YOUR GOAL |
Copy out each line of the data that includes the string "label".

SOURCE DATA |
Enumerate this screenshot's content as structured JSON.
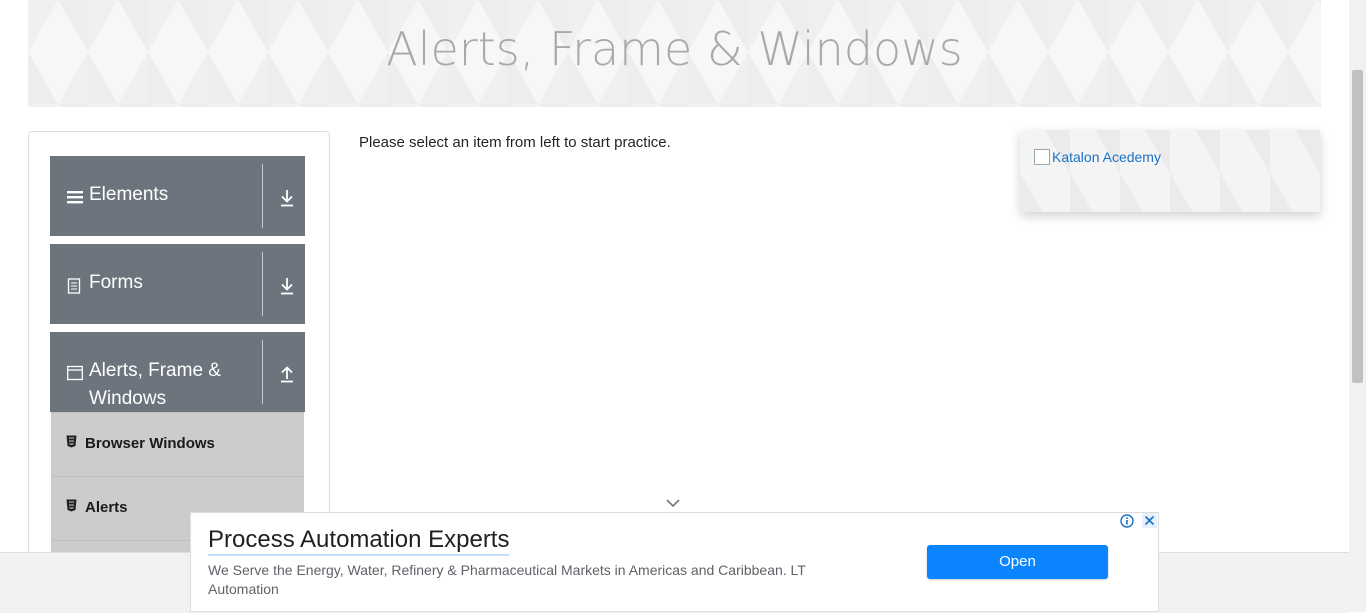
{
  "page": {
    "title": "Alerts, Frame & Windows"
  },
  "sidebar": {
    "groups": [
      {
        "label": "Elements",
        "icon": "hamburger-icon",
        "state": "collapsed"
      },
      {
        "label": "Forms",
        "icon": "document-icon",
        "state": "collapsed"
      },
      {
        "label": "Alerts, Frame & Windows",
        "icon": "window-icon",
        "state": "expanded"
      }
    ],
    "subitems": [
      {
        "label": "Browser Windows",
        "icon": "html5-icon"
      },
      {
        "label": "Alerts",
        "icon": "html5-icon"
      }
    ]
  },
  "main": {
    "instruction": "Please select an item from left to start practice."
  },
  "side_ad": {
    "alt_text": "Katalon Acedemy"
  },
  "ad_banner": {
    "title": "Process Automation Experts",
    "description": "We Serve the Energy, Water, Refinery & Pharmaceutical Markets in Americas and Caribbean. LT Automation",
    "button": "Open"
  },
  "colors": {
    "group_bg": "#6c757d",
    "subitem_bg": "#cccccc",
    "open_button": "#0a84ff",
    "link": "#1a73c8"
  }
}
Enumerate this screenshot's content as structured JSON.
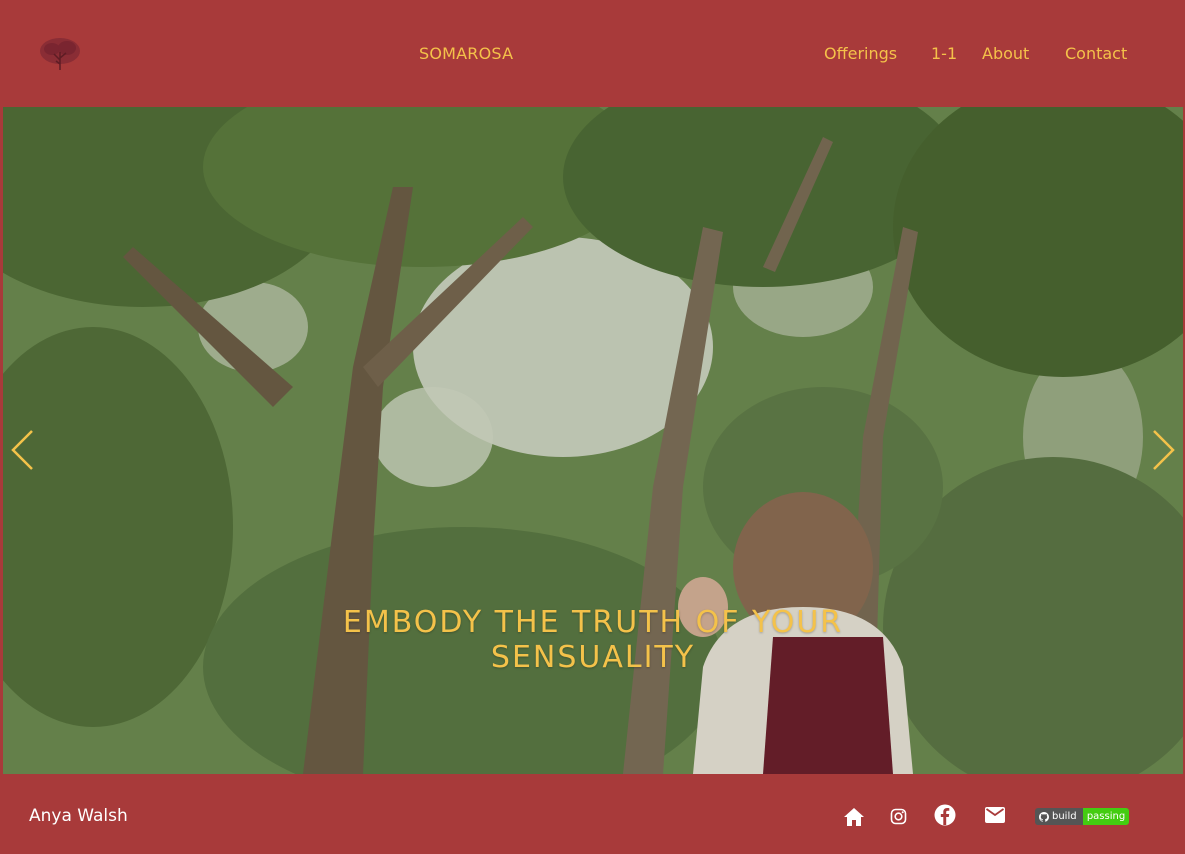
{
  "header": {
    "brand": "SOMAROSA",
    "nav": [
      "Offerings",
      "1-1",
      "About",
      "Contact"
    ],
    "logo_icon": "tree-logo-icon"
  },
  "hero": {
    "caption": "EMBODY THE TRUTH OF YOUR SENSUALITY",
    "prev_icon": "chevron-left-icon",
    "next_icon": "chevron-right-icon"
  },
  "footer": {
    "author": "Anya Walsh",
    "icons": [
      "home-icon",
      "instagram-icon",
      "facebook-icon",
      "email-icon"
    ],
    "badge": {
      "left": "build",
      "right": "passing"
    }
  },
  "colors": {
    "background": "#a83a3a",
    "accent": "#f4c24a",
    "footer_text": "#ffffff",
    "badge_pass": "#44cc11"
  }
}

FINISHED TASK |
        "label": "Elements",
        "label": "Forms",
        "label": "Alerts, Frame & Windows",
        "label": "Browser Windows",
        "label": "Alerts",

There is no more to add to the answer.